# PROBLEM DESCRIPTION:
The expected output is each line below containing "data", copied in full.

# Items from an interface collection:
==================================================

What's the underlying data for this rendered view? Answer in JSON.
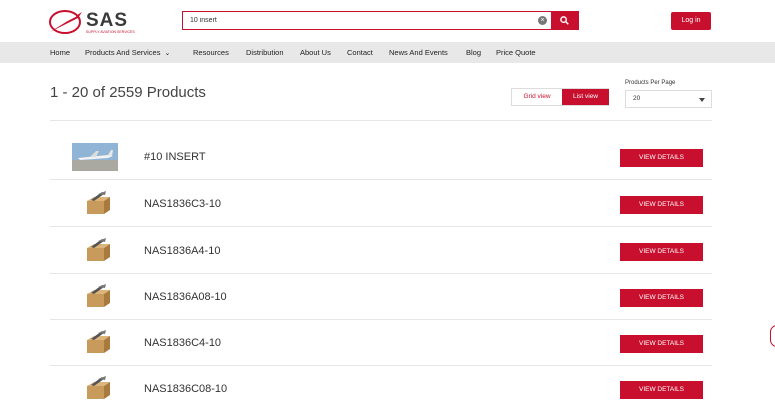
{
  "brand": {
    "name": "SAS",
    "tagline": "SUPPLY AVIATION SERVICES",
    "accent_color": "#c8102e"
  },
  "search": {
    "value": "10 insert",
    "clear_icon": "close-circle-icon",
    "submit_icon": "search-icon"
  },
  "header": {
    "login_label": "Log in"
  },
  "nav": {
    "items": [
      {
        "label": "Home"
      },
      {
        "label": "Products And Services",
        "has_dropdown": true
      },
      {
        "label": "Resources"
      },
      {
        "label": "Distribution"
      },
      {
        "label": "About Us"
      },
      {
        "label": "Contact"
      },
      {
        "label": "News And Events"
      },
      {
        "label": "Blog"
      },
      {
        "label": "Price Quote"
      }
    ]
  },
  "results": {
    "title": "1 - 20 of 2559 Products"
  },
  "view_toggle": {
    "grid_label": "Grid view",
    "list_label": "List view",
    "active": "list"
  },
  "per_page": {
    "label": "Products Per Page",
    "selected": "20"
  },
  "products": [
    {
      "name": "#10 INSERT",
      "image": "aircraft-photo",
      "button": "VIEW DETAILS"
    },
    {
      "name": "NAS1836C3-10",
      "image": "box-placeholder-icon",
      "button": "VIEW DETAILS"
    },
    {
      "name": "NAS1836A4-10",
      "image": "box-placeholder-icon",
      "button": "VIEW DETAILS"
    },
    {
      "name": "NAS1836A08-10",
      "image": "box-placeholder-icon",
      "button": "VIEW DETAILS"
    },
    {
      "name": "NAS1836C4-10",
      "image": "box-placeholder-icon",
      "button": "VIEW DETAILS"
    },
    {
      "name": "NAS1836C08-10",
      "image": "box-placeholder-icon",
      "button": "VIEW DETAILS"
    }
  ]
}
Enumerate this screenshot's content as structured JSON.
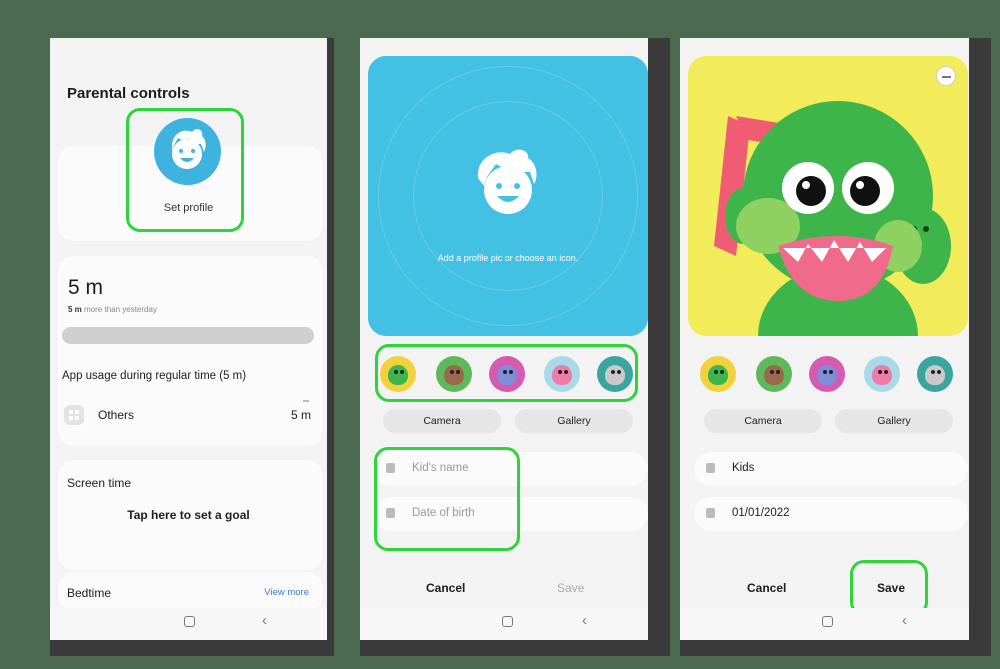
{
  "screen1": {
    "title": "Parental controls",
    "set_profile": "Set profile",
    "usage_value": "5 m",
    "usage_sub_bold": "5 m",
    "usage_sub_rest": " more than yesterday",
    "regular_time_label": "App usage during regular time (5 m)",
    "others_label": "Others",
    "others_value": "5 m",
    "screen_time_label": "Screen time",
    "goal_label": "Tap here to set a goal",
    "bedtime_label": "Bedtime",
    "view_more": "View more"
  },
  "screen2": {
    "hero_hint": "Add a profile pic or choose an icon.",
    "camera": "Camera",
    "gallery": "Gallery",
    "name_placeholder": "Kid's name",
    "dob_placeholder": "Date of birth",
    "cancel": "Cancel",
    "save": "Save"
  },
  "screen3": {
    "camera": "Camera",
    "gallery": "Gallery",
    "name_value": "Kids",
    "dob_value": "01/01/2022",
    "cancel": "Cancel",
    "save": "Save"
  },
  "icon_options": [
    "dinosaur-icon",
    "sloth-icon",
    "walrus-icon",
    "pig-icon",
    "koala-icon"
  ],
  "colors": {
    "highlight": "#2fd43a",
    "hero_blue": "#43c1e5",
    "hero_yellow": "#f3ec5a",
    "dino_green": "#3db54a",
    "link_blue": "#3b7bd1"
  }
}
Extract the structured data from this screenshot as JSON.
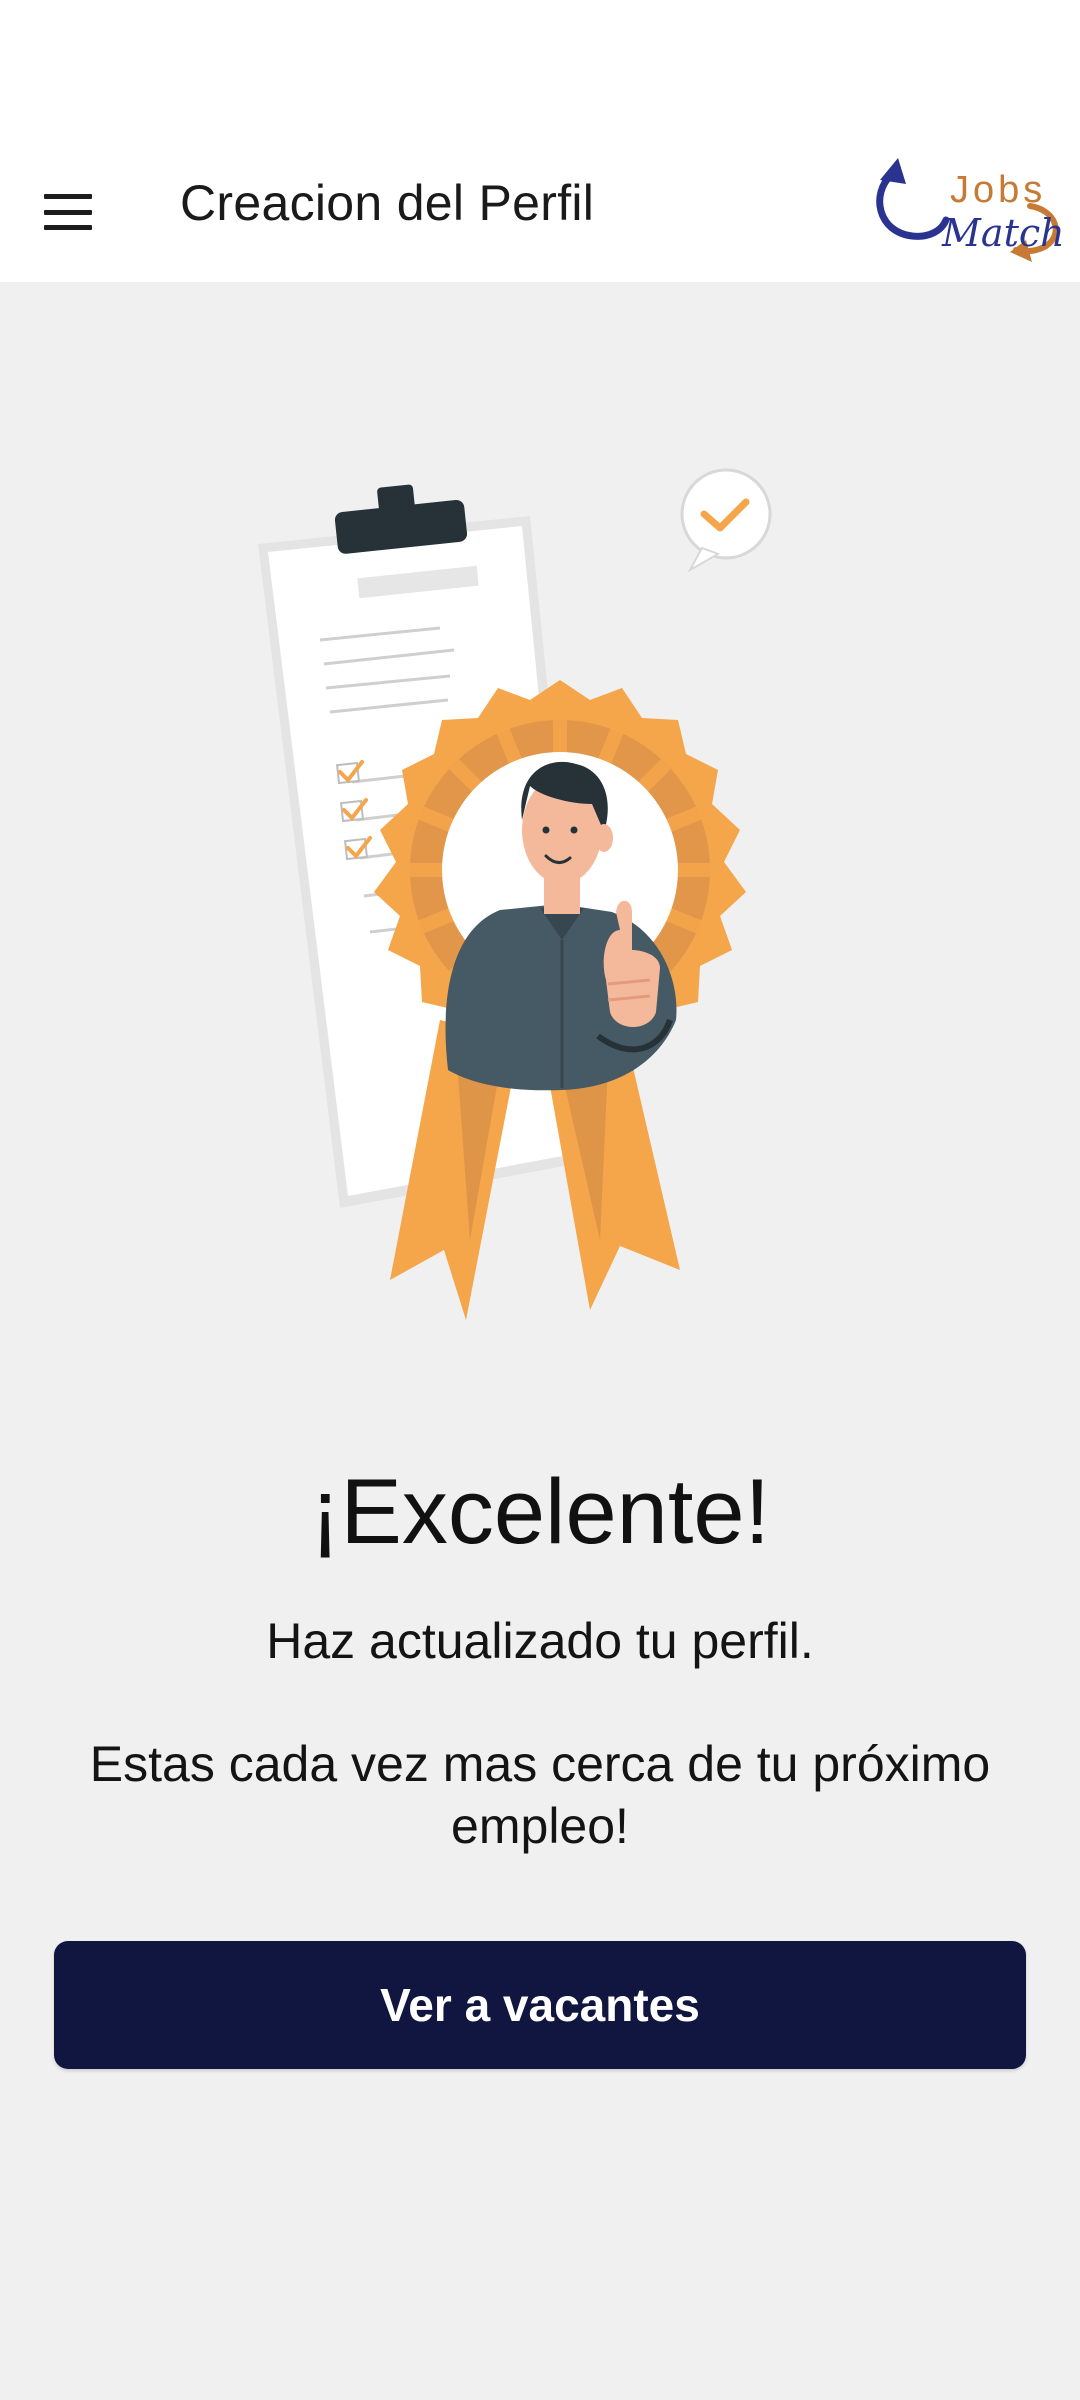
{
  "app_bar": {
    "title": "Creacion del Perfil",
    "menu_icon": "hamburger-menu-icon",
    "logo": {
      "line1": "Jobs",
      "line2": "Match"
    }
  },
  "main": {
    "headline": "¡Excelente!",
    "subtext": "Haz actualizado tu perfil.",
    "message": "Estas cada vez mas cerca de tu próximo empleo!",
    "button_label": "Ver a vacantes"
  },
  "colors": {
    "button_bg": "#111641",
    "background": "#f0f0f1",
    "app_bar_bg": "#ffffff",
    "logo_blue": "#2a3490",
    "logo_orange": "#c87a34",
    "ribbon_orange": "#f5a54a",
    "ribbon_dark": "#d08a48"
  }
}
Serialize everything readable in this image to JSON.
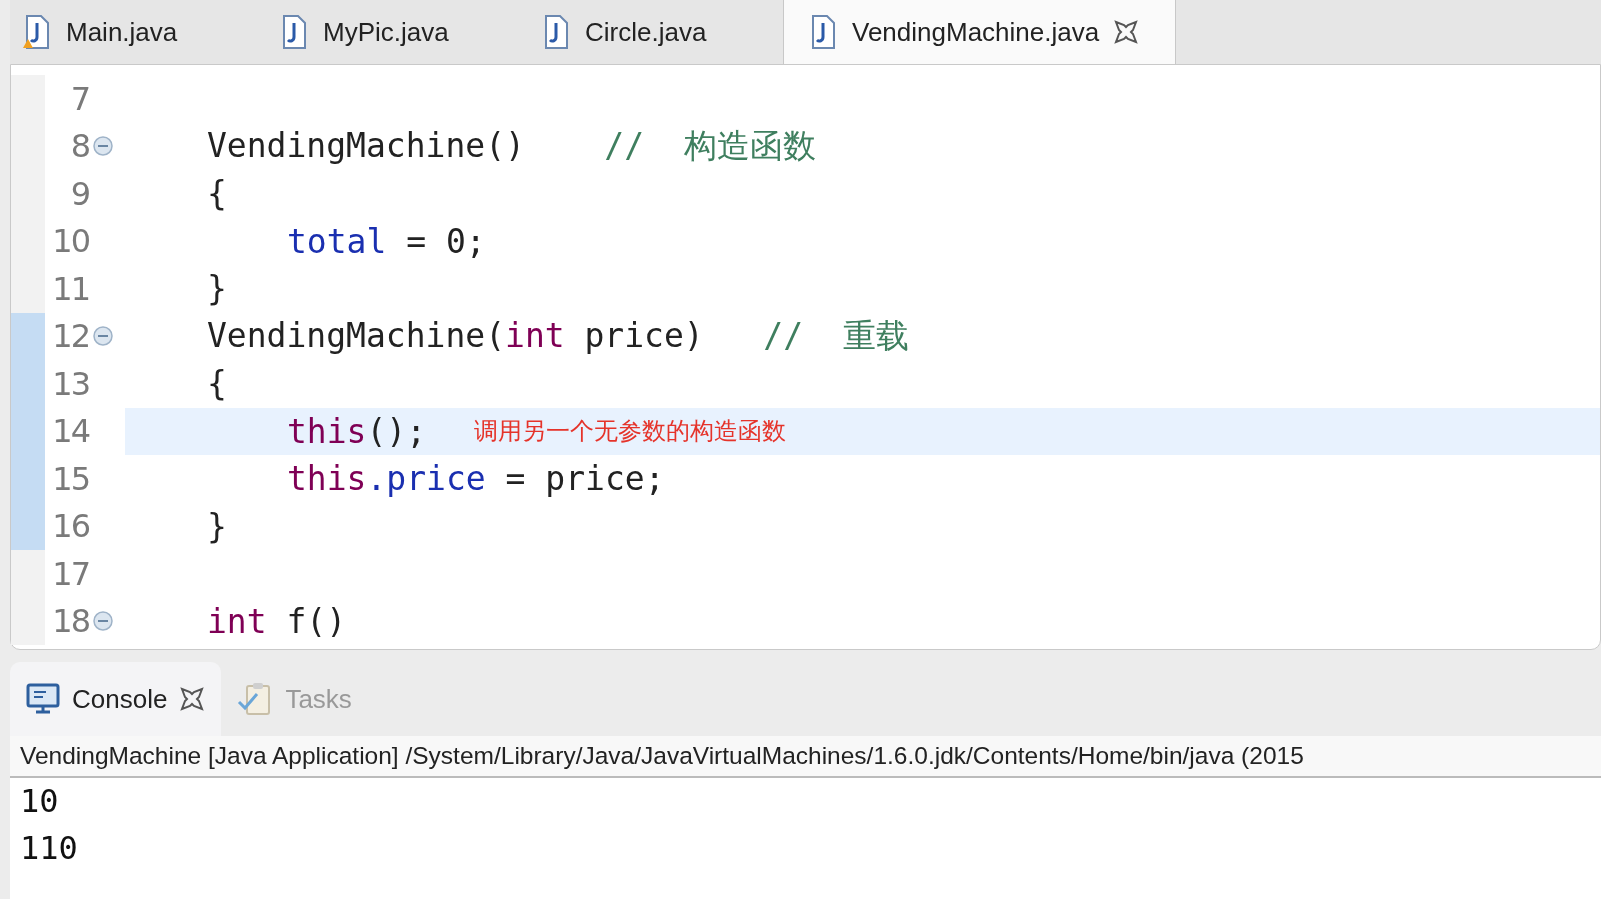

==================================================

# SOLUTION FOR THIS EXERCISE:
What's the underlying data for this rendered view? Answer in JSON.
Extract the structured data from this screenshot as JSON.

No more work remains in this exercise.